It has an elegant French inspired architecture built in the period between the two World Wars, reason for which it used to be called “The Little Paris“
Romania’s capital sometimes gets a bad rap, but in fact it’s dynamic, energetic and lots of fun. Many travellers give the city just a night or two before heading off to Transylvania, but that’s not enough time. Allow at least a few days to take in the very good museums, stroll the parks and hang out at trendy cafes and drinking gardens. While much of the centre is modern and the buildings are in various stages of disrepair, you’ll find splendid 17th- and 18th-century Orthodox churches and graceful belle époque villas tucked away in quiet corners. Communism changed the face of the city forever, and nowhere is this more evident than at the gargantuan Palace of Parliament, the grandest (and arguably crassest) tribute to dictatorial megalomania you’ll ever see.

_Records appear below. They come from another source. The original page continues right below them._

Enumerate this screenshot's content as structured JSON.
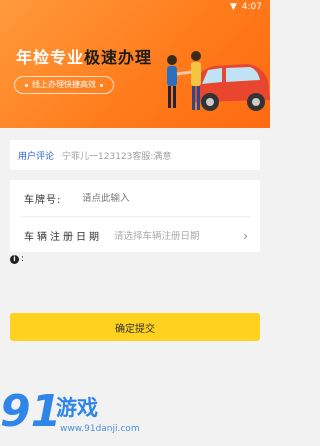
{
  "status": {
    "time": "4:07",
    "wifi_icon": "wifi-icon"
  },
  "hero": {
    "title_part1": "年检专业",
    "title_part2": "极速办理",
    "subtitle": "线上办理快捷高效"
  },
  "review": {
    "label": "用户评论",
    "text": "宁菲儿一123123客服:满意"
  },
  "form": {
    "plate_label": "车牌号:",
    "plate_placeholder": "请点此输入",
    "date_label": "车辆注册日期",
    "date_placeholder": "请选择车辆注册日期"
  },
  "info": {
    "text": ":"
  },
  "submit_label": "确定提交",
  "watermark": {
    "num": "91",
    "name": "游戏",
    "url": "www.91danji.com"
  },
  "colors": {
    "accent": "#ff7a1a",
    "button": "#ffd21f",
    "link": "#2a63d6"
  }
}
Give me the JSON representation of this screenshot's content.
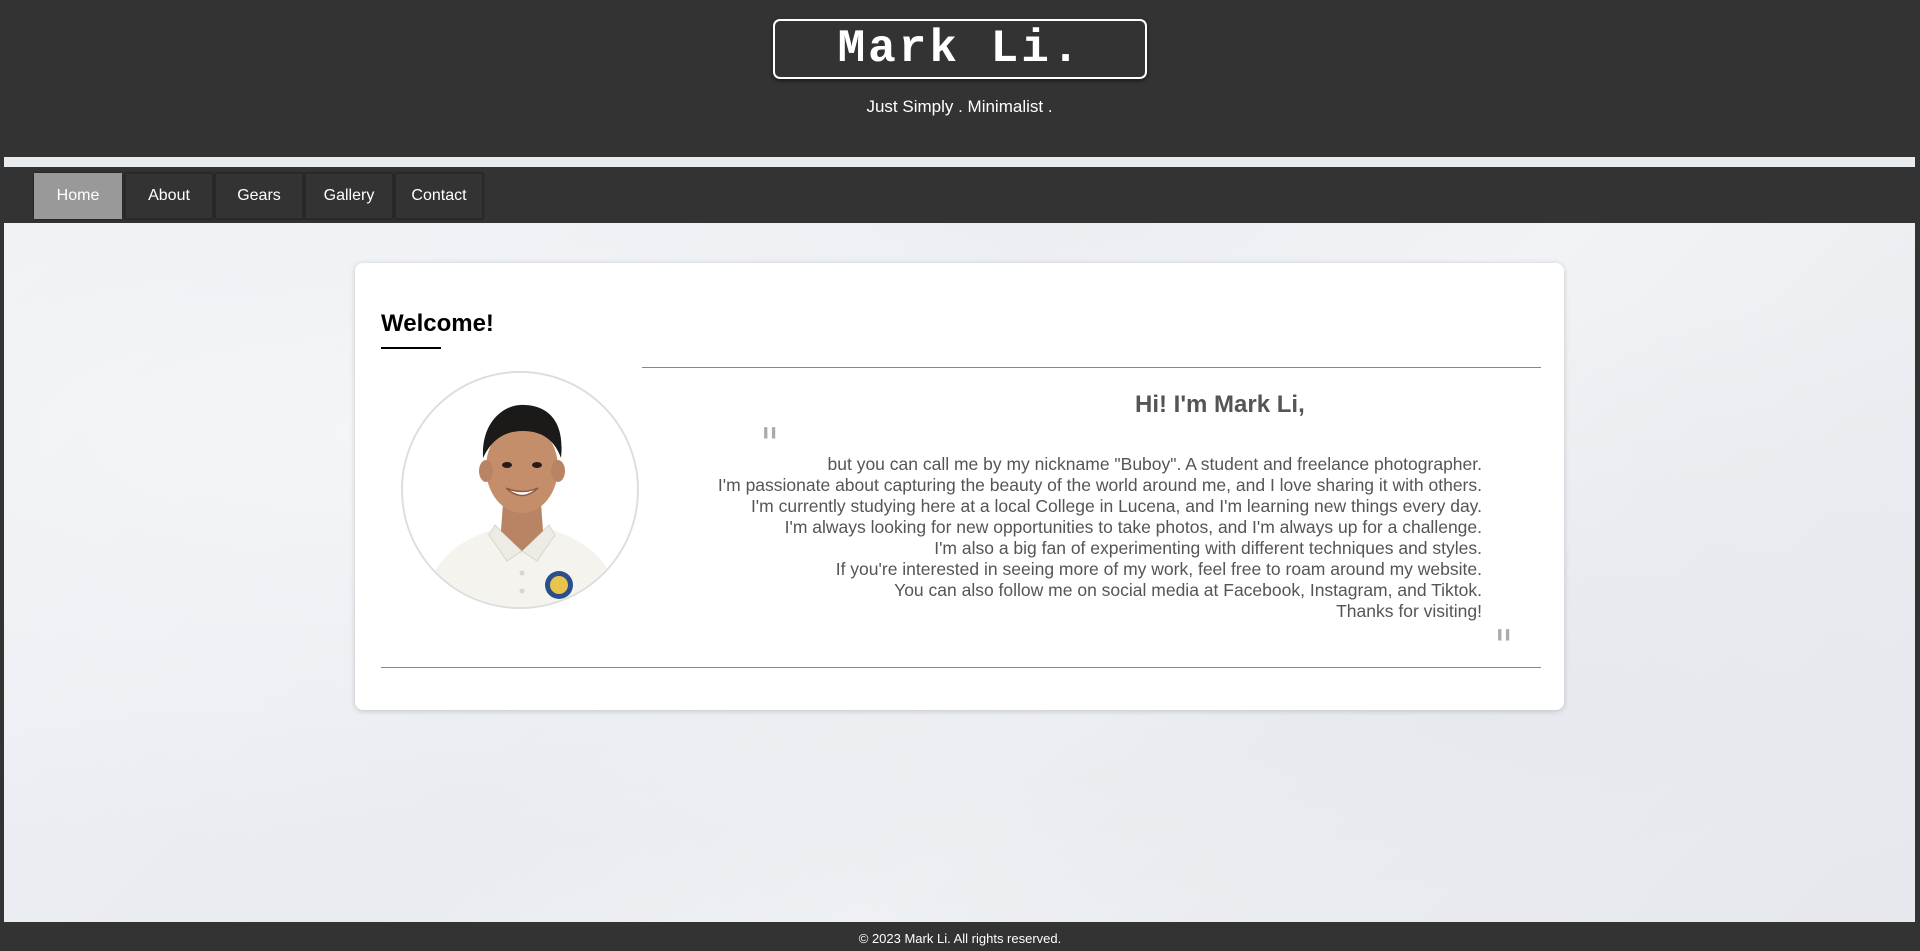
{
  "header": {
    "logo": "Mark Li.",
    "tagline": "Just Simply . Minimalist ."
  },
  "nav": {
    "items": [
      {
        "label": "Home",
        "active": true
      },
      {
        "label": "About",
        "active": false
      },
      {
        "label": "Gears",
        "active": false
      },
      {
        "label": "Gallery",
        "active": false
      },
      {
        "label": "Contact",
        "active": false
      }
    ]
  },
  "card": {
    "heading": "Welcome!",
    "greeting": "Hi! I'm Mark Li,",
    "quote_open": "\"",
    "quote_close": "\"",
    "bio_lines": [
      "but you can call me by my nickname \"Buboy\". A student and freelance photographer.",
      "I'm passionate about capturing the beauty of the world around me, and I love sharing it with others.",
      "I'm currently studying here at a local College in Lucena, and I'm learning new things every day.",
      "I'm always looking for new opportunities to take photos, and I'm always up for a challenge.",
      "I'm also a big fan of experimenting with different techniques and styles.",
      "If you're interested in seeing more of my work, feel free to roam around my website.",
      "You can also follow me on social media at Facebook, Instagram, and Tiktok.",
      "Thanks for visiting!"
    ]
  },
  "footer": {
    "copyright": "© 2023 Mark Li. All rights reserved."
  },
  "colors": {
    "dark": "#333333",
    "active_nav": "#999999",
    "text_gray": "#555555"
  }
}
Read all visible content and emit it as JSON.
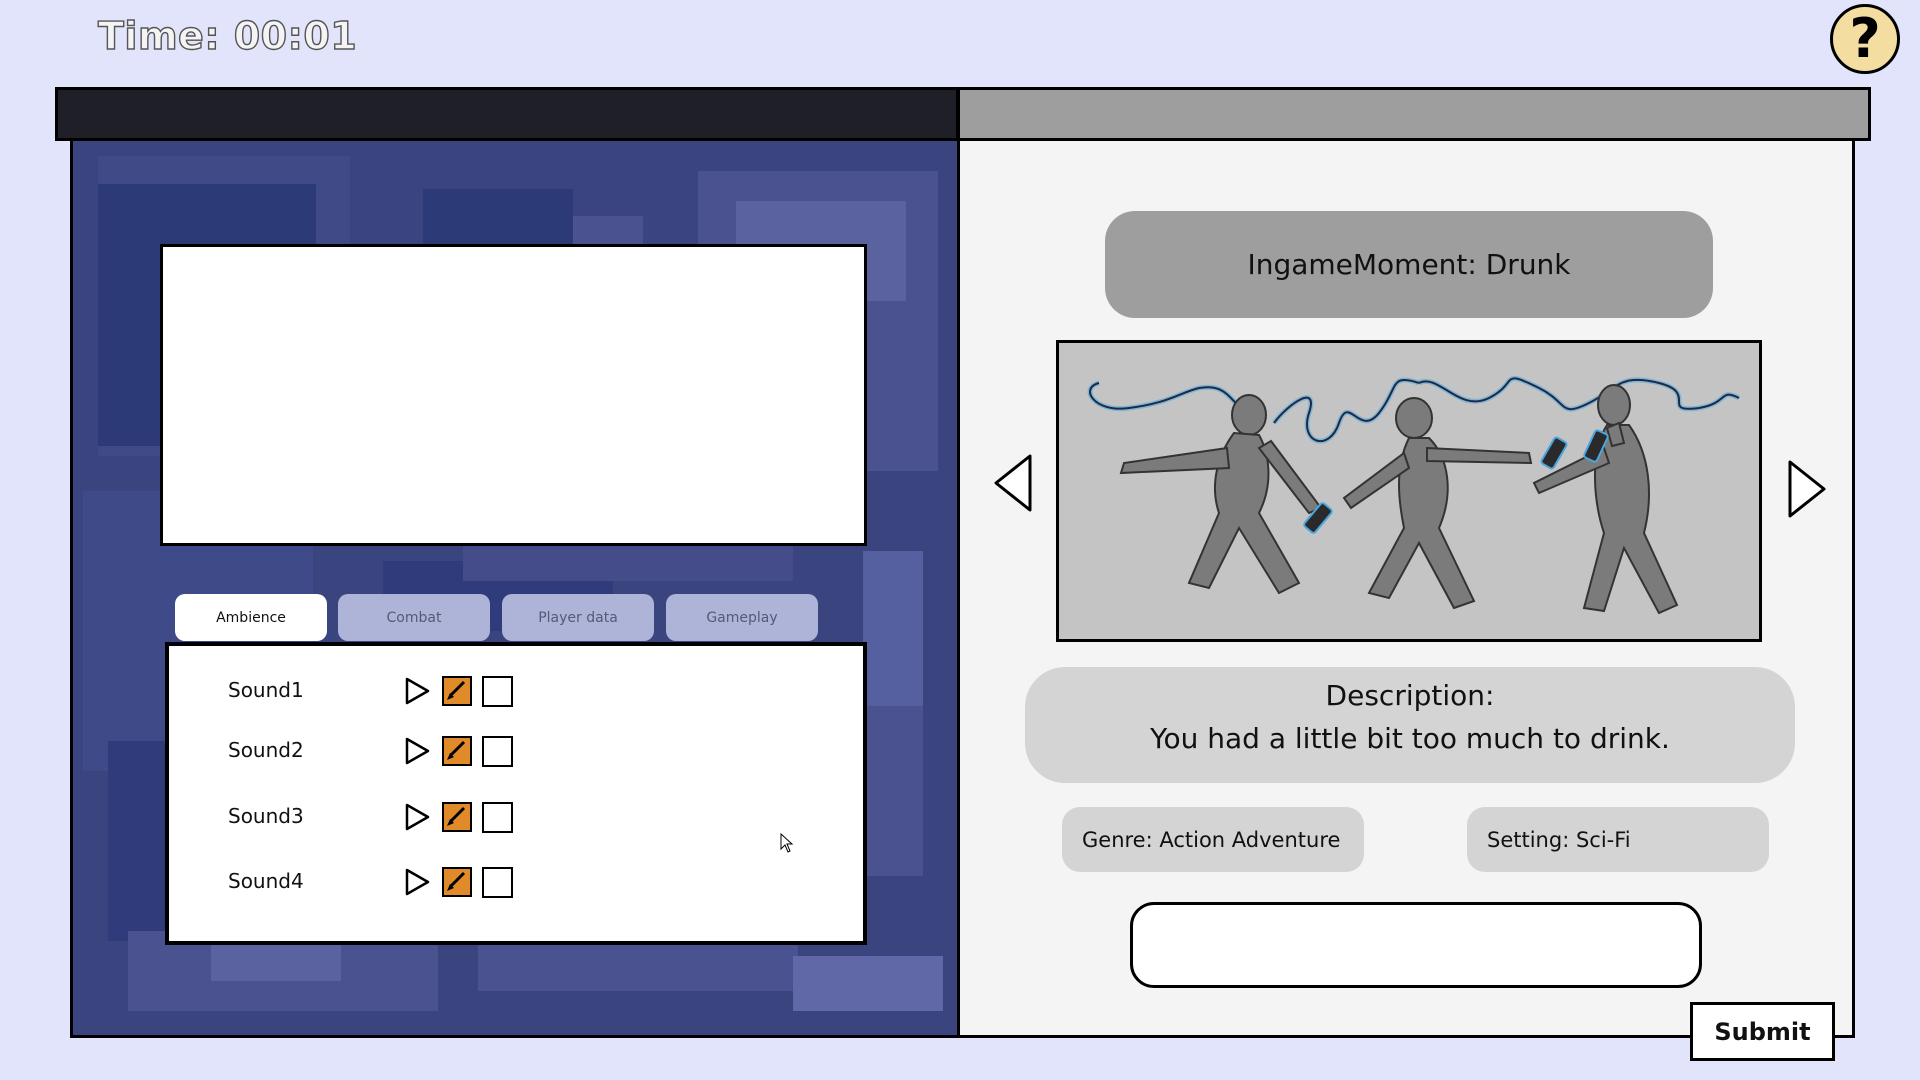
{
  "hud": {
    "timer": "Time: 00:01",
    "help_label": "?"
  },
  "tabs": [
    {
      "label": "Ambience",
      "active": true
    },
    {
      "label": "Combat",
      "active": false
    },
    {
      "label": "Player data",
      "active": false
    },
    {
      "label": "Gameplay",
      "active": false
    }
  ],
  "sounds": [
    {
      "name": "Sound1",
      "checked": false
    },
    {
      "name": "Sound2",
      "checked": false
    },
    {
      "name": "Sound3",
      "checked": false
    },
    {
      "name": "Sound4",
      "checked": false
    }
  ],
  "moment": {
    "title": "IngameMoment: Drunk",
    "description_title": "Description:",
    "description_text": "You had a little bit too much to drink.",
    "genre": "Genre: Action Adventure",
    "setting": "Setting: Sci-Fi"
  },
  "answer": {
    "value": "",
    "placeholder": ""
  },
  "submit_label": "Submit",
  "colors": {
    "background": "#e1e4fb",
    "left_panel": "#3a447e",
    "accent_edit": "#e08a2a",
    "title_pill": "#9e9e9e",
    "info_pill": "#d4d4d4",
    "help_button": "#f3dda0"
  },
  "icons": {
    "help": "question-mark-icon",
    "play": "play-icon",
    "edit": "brush-icon",
    "check": "checkbox-icon",
    "prev": "chevron-left-icon",
    "next": "chevron-right-icon"
  }
}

Even if the city doesn’t have thousands of years of history, it does have a rich heritage and culture.
Is the sixth largest in EU capital, but is also the largest center for industrial and commercial areas of Romania.

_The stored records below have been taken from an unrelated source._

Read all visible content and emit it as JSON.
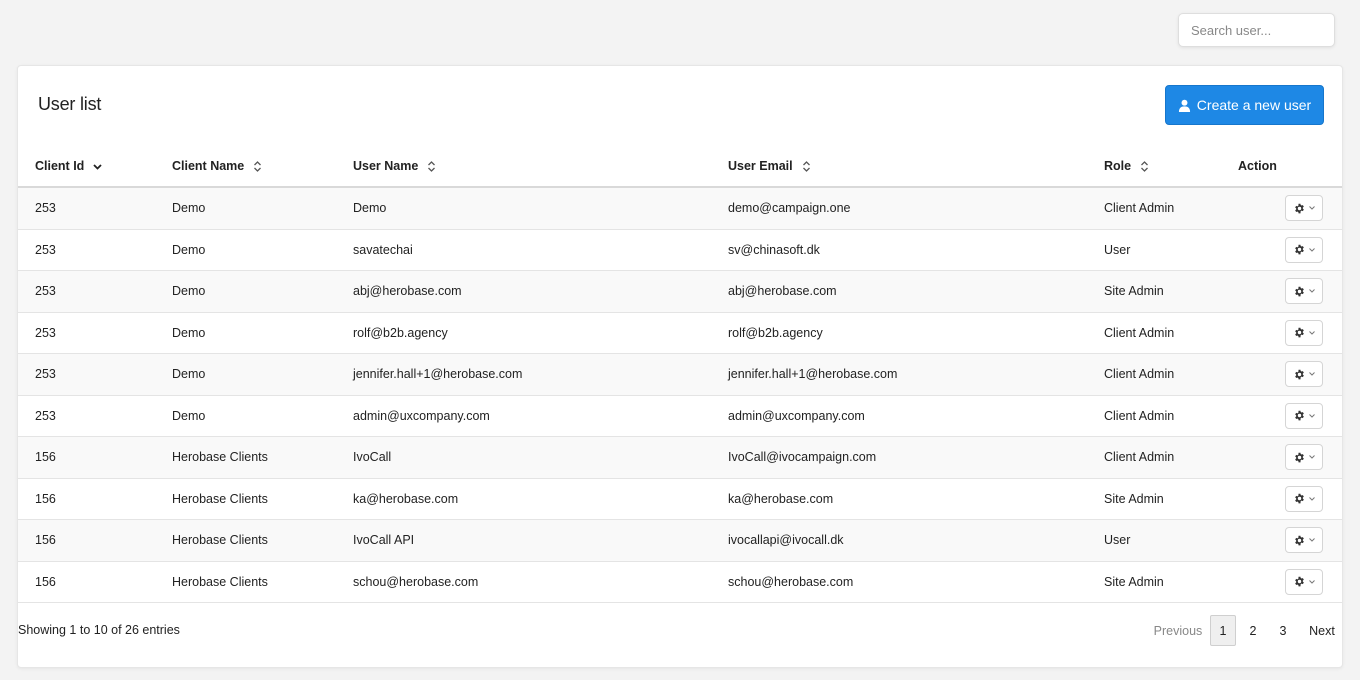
{
  "search": {
    "placeholder": "Search user..."
  },
  "page": {
    "title": "User list"
  },
  "create_button": {
    "label": "Create a new user"
  },
  "table": {
    "headers": {
      "client_id": "Client Id",
      "client_name": "Client Name",
      "user_name": "User Name",
      "user_email": "User Email",
      "role": "Role",
      "action": "Action"
    },
    "sort": {
      "column": "client_id",
      "direction": "desc"
    },
    "rows": [
      {
        "client_id": "253",
        "client_name": "Demo",
        "user_name": "Demo",
        "user_email": "demo@campaign.one",
        "role": "Client Admin"
      },
      {
        "client_id": "253",
        "client_name": "Demo",
        "user_name": "savatechai",
        "user_email": "sv@chinasoft.dk",
        "role": "User"
      },
      {
        "client_id": "253",
        "client_name": "Demo",
        "user_name": "abj@herobase.com",
        "user_email": "abj@herobase.com",
        "role": "Site Admin"
      },
      {
        "client_id": "253",
        "client_name": "Demo",
        "user_name": "rolf@b2b.agency",
        "user_email": "rolf@b2b.agency",
        "role": "Client Admin"
      },
      {
        "client_id": "253",
        "client_name": "Demo",
        "user_name": "jennifer.hall+1@herobase.com",
        "user_email": "jennifer.hall+1@herobase.com",
        "role": "Client Admin"
      },
      {
        "client_id": "253",
        "client_name": "Demo",
        "user_name": "admin@uxcompany.com",
        "user_email": "admin@uxcompany.com",
        "role": "Client Admin"
      },
      {
        "client_id": "156",
        "client_name": "Herobase Clients",
        "user_name": "IvoCall",
        "user_email": "IvoCall@ivocampaign.com",
        "role": "Client Admin"
      },
      {
        "client_id": "156",
        "client_name": "Herobase Clients",
        "user_name": "ka@herobase.com",
        "user_email": "ka@herobase.com",
        "role": "Site Admin"
      },
      {
        "client_id": "156",
        "client_name": "Herobase Clients",
        "user_name": "IvoCall API",
        "user_email": "ivocallapi@ivocall.dk",
        "role": "User"
      },
      {
        "client_id": "156",
        "client_name": "Herobase Clients",
        "user_name": "schou@herobase.com",
        "user_email": "schou@herobase.com",
        "role": "Site Admin"
      }
    ]
  },
  "footer": {
    "info": "Showing 1 to 10 of 26 entries",
    "pagination": {
      "previous": "Previous",
      "pages": [
        "1",
        "2",
        "3"
      ],
      "current": "1",
      "next": "Next"
    }
  },
  "colors": {
    "accent": "#1e88e5",
    "background": "#f3f3f3"
  },
  "icons": {
    "create": "user-icon",
    "action": "gear-icon",
    "dropdown": "chevron-down-icon"
  }
}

The official language is Romanian, a Romance language belonging to the Italic branch (Latin), having much in common with languages such as French, Italian, Spanish and Portuguese.

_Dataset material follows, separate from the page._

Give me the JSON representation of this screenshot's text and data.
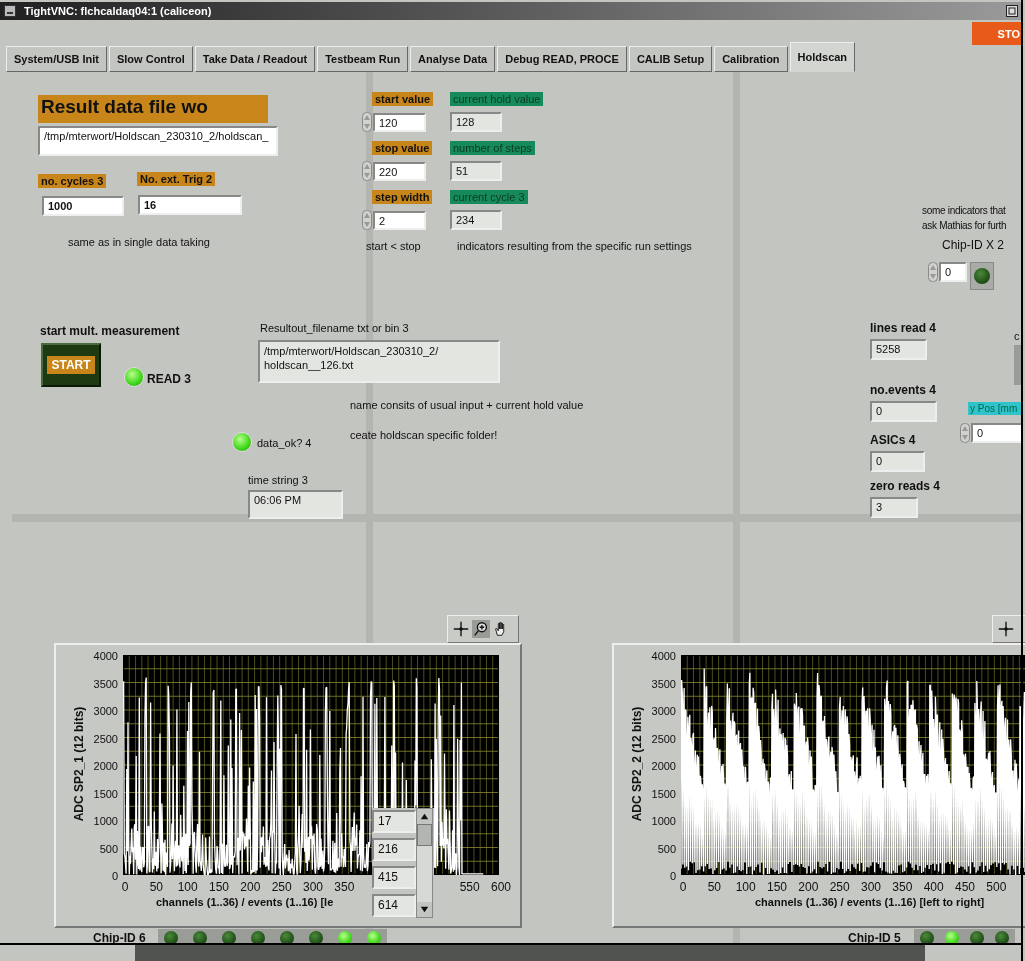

The has also Slavic influence and contains words from other languages of the Balkan language area (Bulgarian, Macedonian, Albanian, Greek, and Serbian).
Bucharest is divided into six sectors and is the largest city and the main political, administrative, economic and financial, banking, educational, scientific and cultural center of Romania.
Bucharest has been undergoing major modernization programs in recent years and is still going to continue with these projects in the years to come.
Those who knew Bucharest in the past but have not visited it after 2010 will be surprised by the scale of the changes that are taking place. The center of Bucharest is being completely revamped, and there is a major project in every part of the city.